The snowmobile hand signal debate has raged on for the past few decades. While some organizations endorse snowmobile hand signals to communicate, others argue that you should never take your hands of the handlebars.
A few winters back I was out on snowmobile patrol in Pillsbury State Park in Washington. It was a busy holiday weekend with plenty of sled traffic. As I rounded a bend on the Mad Road (Trail 391), I watched as the third machine in a long series of machines, riding in the opposite direction, failed to negotiate the bend and came right at me. Their left hand was in the air holding up four fingers. With little time to react, I stood up and lifted my left leg over to the right side of my sled bracing for the impact. Sure enough, the snowmobile slammed into my machine with its left ski impacting my left running board.
Snowmobile Hand Signal Law?
Miraculously I had lifted my left leg in time and did not suffer any injury. The operator of the other snowmobile also did not suffer any physical injury. They did, however, suffer a bruised ego, as well as possible hearing loss after I finished expressing my displeasure with their reckless riding style. After I composed myself, I commenced to writing that operator a ticket for Operating to Endanger. Once I issued the ticket, the rider informed me that he thought it was a law in New Hampshire to use hand signals while riding! After several deep breaths, I educated that operator that he was incorrect.

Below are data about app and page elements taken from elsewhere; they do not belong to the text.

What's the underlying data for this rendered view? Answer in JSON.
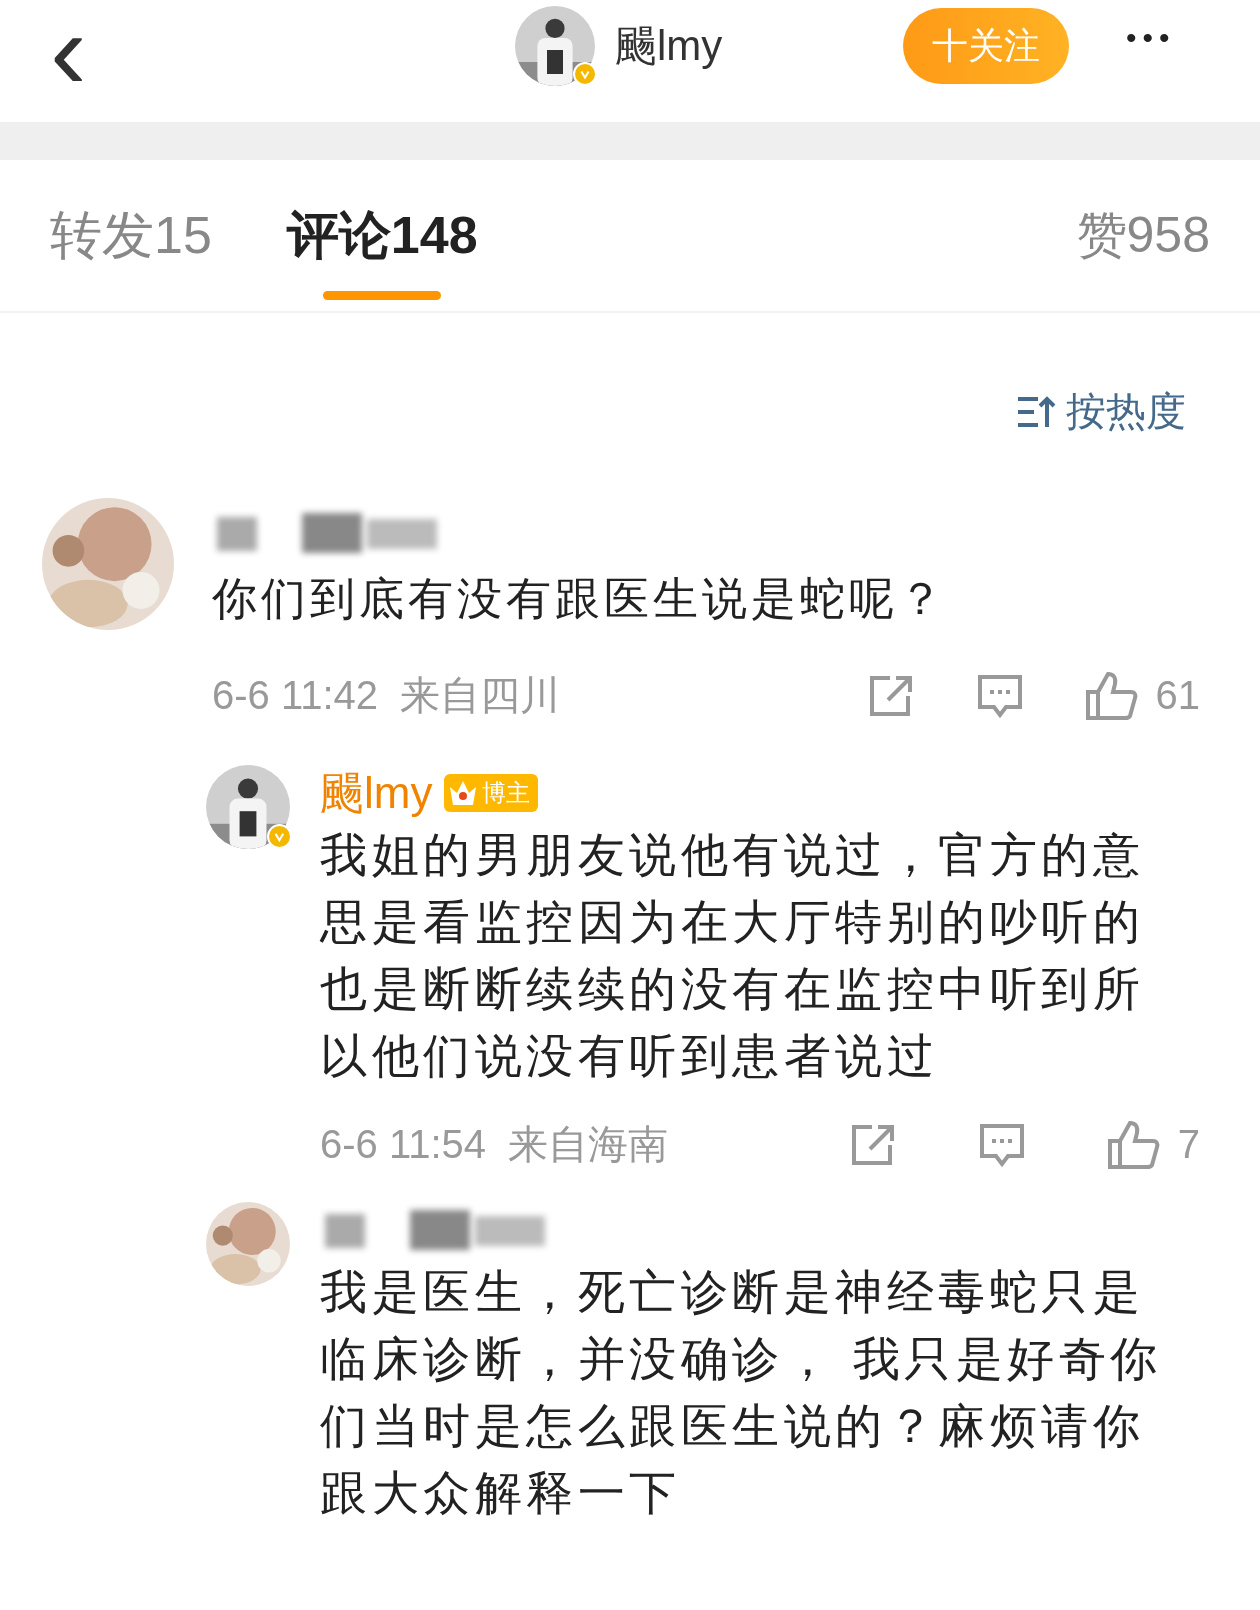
{
  "header": {
    "back": "‹",
    "username": "颺lmy",
    "verified": true,
    "follow_button": "十关注",
    "more": "•••"
  },
  "tabs": [
    {
      "label": "转发",
      "count": "15",
      "selected": false
    },
    {
      "label": "评论",
      "count": "148",
      "selected": true
    }
  ],
  "likes": {
    "label": "赞",
    "count": "958"
  },
  "sort": {
    "label": "按热度"
  },
  "comments": [
    {
      "author_hidden": true,
      "text": "你们到底有没有跟医生说是蛇呢？",
      "time": "6-6 11:42",
      "location": "来自四川",
      "like_count": "61",
      "replies": [
        {
          "author": "颺lmy",
          "author_hidden": false,
          "verified": true,
          "badge": "博主",
          "text": "我姐的男朋友说他有说过，官方的意思是看监控因为在大厅特别的吵听的也是断断续续的没有在监控中听到所以他们说没有听到患者说过",
          "time": "6-6 11:54",
          "location": "来自海南",
          "like_count": "7"
        },
        {
          "author_hidden": true,
          "text": "我是医生，死亡诊断是神经毒蛇只是临床诊断，并没确诊， 我只是好奇你们当时是怎么跟医生说的？麻烦请你跟大众解释一下"
        }
      ]
    }
  ]
}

How did this accident happen? That other rider thought he needed to use hand signals. He took one hand off the handlebars in an attempt to tell other riders how many snowmobiles were behind him in his group. In doing so, he could not turn his machine into the bend in the trail with one hand and lost control of the machine. As I type this and recall that day I can feel my blood pressure rising. Where do I begin in detailing how dangerous using hand signals while snowmobiling is? How can anyone think it is a good idea to take a hand off of your handlebars, while operating, in order to tell oncoming riders how many people are behind you?! You do not know how many actual machines are behind you! More importantly, the oncoming riders do not care!!
Always Anticipate Riders on Trail
If you have snowmobiled for more than a day you have seen riders give you hand signals. You have also seen riders give you a hand signal, “two fingers” for example, only to watch as seven, eight, or nine snowmobiles come riding up behind them. What good did it do anyone to know that two of them were with that rider who gave the “two fingers”? They are obviously trying to tell you that there are two more riders in their group. But how or why does that matter? Nobody knows how many snowmobiles are behind the riders in their group. Anyone who rides snowmobiles should always anticipate other riders on the trail and around every bend because inevitably there will be. What I find even more ridiculous is the rider operating a machine, usually with mirrors, who holds up a fist to signal that he/she is the last one in their group while several snowmobiles are riding behind them.
Snowmobile Hand Signal Debate
No doubt some of you reading this will disagree. It was the way you were taught. True but the sport has changed dramatically since those days. The origins of these hand signals are rooted in the early days (1960s – 1970s) of snowmobiling when trails were just being created and snowmobiles were much slower and smaller. The riding style of those days is often referred to as the “feet forward, butts back” style of riding. Those days are long gone. Today’s snowmobiles are much bigger, heavier, quicker, and much more responsive. They require an active riding style or “ride forward” style. More importantly, they require both hands on the handlebar grips.
Now I know many folks use directional hand signals (right turn, left turn, etc.) while riding. Those are different than the more commonly used hand signals I am describing. Although for safety reasons, I would much rather all riders keep both hands on their handlebars, keep proper spacing, and ride defensively.
What about signal lights? Those are the yellow and green lights that can be put on the left handlebar grip to use in place of hand signals. Yes these lights are designed so the rider keeps both hands on the handlebars but they are still “telling” riders that there is or is not another machine behind them.
Just imagine that you are the last rider in a group of three. You put your signal light on green because you are the last one in your group. Now another group of sleds comes along behind you….what good does that green light do for oncoming riders? That simply gives oncoming riders a false sense of what is coming. The truth is nobody really knows what is coming. Always anticipate other snowmobiles on the trail!
Please Keep Your Hands On for Safety!
In a way this is similar to the issue of texting while driving and the solution is also the same; stop communicating, ride defensively, pay attention, and enjoy your ride!